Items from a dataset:
----
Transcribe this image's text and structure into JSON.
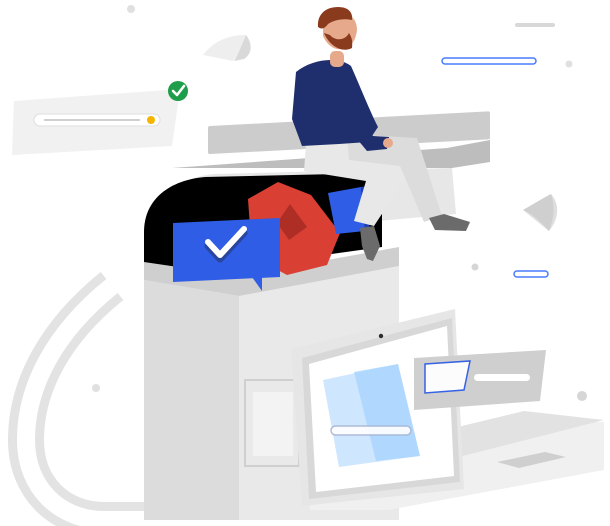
{
  "scene": {
    "kind": "illustration",
    "elements": [
      "man-sitting-icon",
      "mailbox-icon",
      "envelope-check-icon",
      "laptop-icon",
      "check-circle-icon",
      "floating-card-icon",
      "paper-scraps-icon",
      "pipe-icon"
    ]
  },
  "colors": {
    "background": "#ffffff",
    "accent_blue": "#2f5de6",
    "navy": "#1f2f6e",
    "red": "#d93f33",
    "green": "#1e9e4a",
    "yellow": "#f4b400",
    "gray_light": "#f1f1f1",
    "gray_mid": "#d7d7d7",
    "gray_dark": "#8e8e8e",
    "black": "#000000",
    "skin": "#e7a98b",
    "hair": "#8b3b1d",
    "pants": "#e8e8e8",
    "shoes": "#6b6b6b",
    "screen_blue": "#cfe6ff"
  }
}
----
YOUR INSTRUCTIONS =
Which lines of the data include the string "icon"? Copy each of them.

EXERCISE OUTPUT =
      "man-sitting-icon",
      "mailbox-icon",
      "envelope-check-icon",
      "laptop-icon",
      "check-circle-icon",
      "floating-card-icon",
      "paper-scraps-icon",
      "pipe-icon"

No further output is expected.